But the best thing a girl can wear on her face is a smile and I was determined to not it bother me. I went back to the tent and smiled and hugged and laughed and educated and had a wonderful time. I wish I had taken pictures of me in my new dress but I’m afraid I didn’t feel very photogenic after the tent hit my face.
Mid-afternoon T-Girl Danielle showed up and took my place at the booth. It was time for me to leave and catch an Uber and head home to plan for next year.
It was a wonderful, beautiful, fun weekend. I loved talking to people and listening to their stories and experiences and journeys. We laughed and some people cried and some felt frustrated and lonely and elated. Everyone was beautiful.
Thank you to Twin Cities Pride for an amazing two days. Thank you to all the police and security guards who kept us safe. Orlando was still on our minds. Thank you to everyone who stopped and shared their stories. Thank you to all the new MN T-Girls who joined the group. Thank you to Mari, Liz and Danielle. Thank you to the kind people who helped fix our tent and chased down the flyers that blew away in the wind. Thank you to the two medics who treated me like a princess as they helped with my gashed face. Last but not least, thank you to MAC Prep + Prime Fix who helped keep my makeup from melting off in the heat.
How many people know both Hannah and your male side and are the interactions with them similar or different depending on how you present?
Also, I’m sure there are many people who only know you as Hannah. Have you ever met or seen any of your Hannah-only friends while presenting in male mode? And if so, do you have to remind yourself not to say anything or let on that Hannah knows them fearing you might out yourself by accident?
There are only a handful of people in my male life that know about Hannah. The people in my male life who know about her I only interact with them as a male. Well, except for my wife, of course. I had come out to different people over the years with the hope of them getting to know Hannah as well but that hasn’t happened and I doubt it will. I thought that it would be fun instead of me going out to dinner with my sisters in male mode that Hannah would come out but I don’t really see that happening. My sisters and the people I’ve come out to are wonderful people that are supportive of transgender people but for various reasons I haven’t gotten to the point where Hannah and my male side can both be a part of my family.
I don’t want to overthink why this hasn’t happened but some of the reasons come from when I came out to my sisters and my mom was when I identified as a crossdresser as opposed to being transgender. I think being a crossdresser and being transgender are different from each other and for my sisters (and my mom) they perhaps think that I just like to dress up and wear makeup as opposed to being transgender and how much of a part of me it really is. It is literally my other half.
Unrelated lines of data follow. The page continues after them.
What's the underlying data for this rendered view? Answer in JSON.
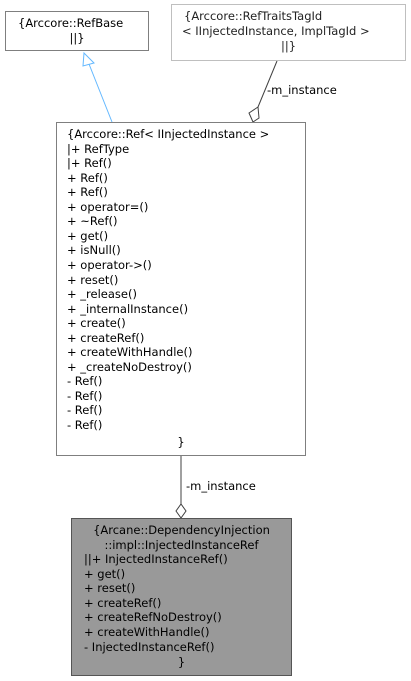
{
  "nodes": {
    "refbase": {
      "lines": [
        "{Arccore::RefBase",
        "||}"
      ]
    },
    "reftraits": {
      "lines": [
        "{Arccore::RefTraitsTagId",
        "< IInjectedInstance, ImplTagId >",
        "||}"
      ]
    },
    "ref": {
      "lines": [
        "{Arccore::Ref< IInjectedInstance >",
        "|+ RefType",
        "|+ Ref()",
        "+ Ref()",
        "+ Ref()",
        "+ operator=()",
        "+ ~Ref()",
        "+ get()",
        "+ isNull()",
        "+ operator->()",
        "+ reset()",
        "+ _release()",
        "+ _internalInstance()",
        "+ create()",
        "+ createRef()",
        "+ createWithHandle()",
        "+ _createNoDestroy()",
        "- Ref()",
        "- Ref()",
        "- Ref()",
        "- Ref()"
      ],
      "closing": "}"
    },
    "injected": {
      "title_lines": [
        "{Arcane::DependencyInjection",
        "::impl::InjectedInstanceRef"
      ],
      "lines": [
        "||+ InjectedInstanceRef()",
        "+ get()",
        "+ reset()",
        "+ createRef()",
        "+ createRefNoDestroy()",
        "+ createWithHandle()",
        "- InjectedInstanceRef()"
      ],
      "closing": "}"
    }
  },
  "edges": {
    "traits_to_ref": "-m_instance",
    "ref_to_injected": "-m_instance"
  },
  "colors": {
    "inherit_arrow": "#63b8ff",
    "composition": "#404040",
    "highlight_fill": "#999999"
  }
}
Of course, I could talk about this with them again but I am trying to figure out if I really want to, or need to. I have a wonderful, fulfilling life as both genders and I am wondering if it would needlessly complicate things. The interactions with those who know about me aren’t really different but they were a little awkward right after I told them about myself.
I have never seen any of Hannah’s friends in public while in male mode and even if I did, I of course wouldn’t say anything to out myself. Speaking for myself, I think most t-girls enjoy our lives as dual genders and that none of us have any interest in meeting the male sides of our t-girl friends.